**EXERCISE DESCRIPTION:** In this exercise, each record below is to be written out again exactly.

[App and web page records]
--------------------
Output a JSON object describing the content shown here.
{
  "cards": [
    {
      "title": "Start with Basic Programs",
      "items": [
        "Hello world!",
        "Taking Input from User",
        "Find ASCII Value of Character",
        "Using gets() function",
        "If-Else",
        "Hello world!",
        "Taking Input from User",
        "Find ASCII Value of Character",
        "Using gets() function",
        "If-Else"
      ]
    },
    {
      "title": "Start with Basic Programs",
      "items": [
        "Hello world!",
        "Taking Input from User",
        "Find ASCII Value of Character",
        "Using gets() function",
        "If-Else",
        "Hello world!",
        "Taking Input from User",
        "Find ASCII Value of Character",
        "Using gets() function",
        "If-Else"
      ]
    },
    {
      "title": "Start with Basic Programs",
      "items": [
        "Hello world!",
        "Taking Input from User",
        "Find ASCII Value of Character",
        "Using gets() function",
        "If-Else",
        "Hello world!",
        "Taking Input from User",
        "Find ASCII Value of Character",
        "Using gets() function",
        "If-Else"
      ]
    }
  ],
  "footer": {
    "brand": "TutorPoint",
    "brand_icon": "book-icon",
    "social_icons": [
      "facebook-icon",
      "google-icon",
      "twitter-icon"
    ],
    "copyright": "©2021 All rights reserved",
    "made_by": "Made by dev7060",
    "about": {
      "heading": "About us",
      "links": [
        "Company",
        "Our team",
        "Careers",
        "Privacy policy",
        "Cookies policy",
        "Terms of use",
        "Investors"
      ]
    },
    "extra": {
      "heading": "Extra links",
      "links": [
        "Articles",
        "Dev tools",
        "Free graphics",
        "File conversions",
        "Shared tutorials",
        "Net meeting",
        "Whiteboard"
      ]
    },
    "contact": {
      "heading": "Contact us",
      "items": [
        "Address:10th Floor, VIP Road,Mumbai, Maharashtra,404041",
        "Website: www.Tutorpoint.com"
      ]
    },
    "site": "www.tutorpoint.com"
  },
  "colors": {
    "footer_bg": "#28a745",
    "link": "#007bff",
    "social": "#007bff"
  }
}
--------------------
**EXERCISE RESPONSE:**
Output a JSON object describing the content shown here.
{
  "cards": [
    {
      "title": "Start with Basic Programs",
      "items": [
        "Hello world!",
        "Taking Input from User",
        "Find ASCII Value of Character",
        "Using gets() function",
        "If-Else",
        "Hello world!",
        "Taking Input from User",
        "Find ASCII Value of Character",
        "Using gets() function",
        "If-Else"
      ]
    },
    {
      "title": "Start with Basic Programs",
      "items": [
        "Hello world!",
        "Taking Input from User",
        "Find ASCII Value of Character",
        "Using gets() function",
        "If-Else",
        "Hello world!",
        "Taking Input from User",
        "Find ASCII Value of Character",
        "Using gets() function",
        "If-Else"
      ]
    },
    {
      "title": "Start with Basic Programs",
      "items": [
        "Hello world!",
        "Taking Input from User",
        "Find ASCII Value of Character",
        "Using gets() function",
        "If-Else",
        "Hello world!",
        "Taking Input from User",
        "Find ASCII Value of Character",
        "Using gets() function",
        "If-Else"
      ]
    }
  ],
  "footer": {
    "brand": "TutorPoint",
    "brand_icon": "book-icon",
    "social_icons": [
      "facebook-icon",
      "google-icon",
      "twitter-icon"
    ],
    "copyright": "©2021 All rights reserved",
    "made_by": "Made by dev7060",
    "about": {
      "heading": "About us",
      "links": [
        "Company",
        "Our team",
        "Careers",
        "Privacy policy",
        "Cookies policy",
        "Terms of use",
        "Investors"
      ]
    },
    "extra": {
      "heading": "Extra links",
      "links": [
        "Articles",
        "Dev tools",
        "Free graphics",
        "File conversions",
        "Shared tutorials",
        "Net meeting",
        "Whiteboard"
      ]
    },
    "contact": {
      "heading": "Contact us",
      "items": [
        "Address:10th Floor, VIP Road,Mumbai, Maharashtra,404041",
        "Website: www.Tutorpoint.com"
      ]
    },
    "site": "www.tutorpoint.com"
  },
  "colors": {
    "footer_bg": "#28a745",
    "link": "#007bff",
    "social": "#007bff"
  }
}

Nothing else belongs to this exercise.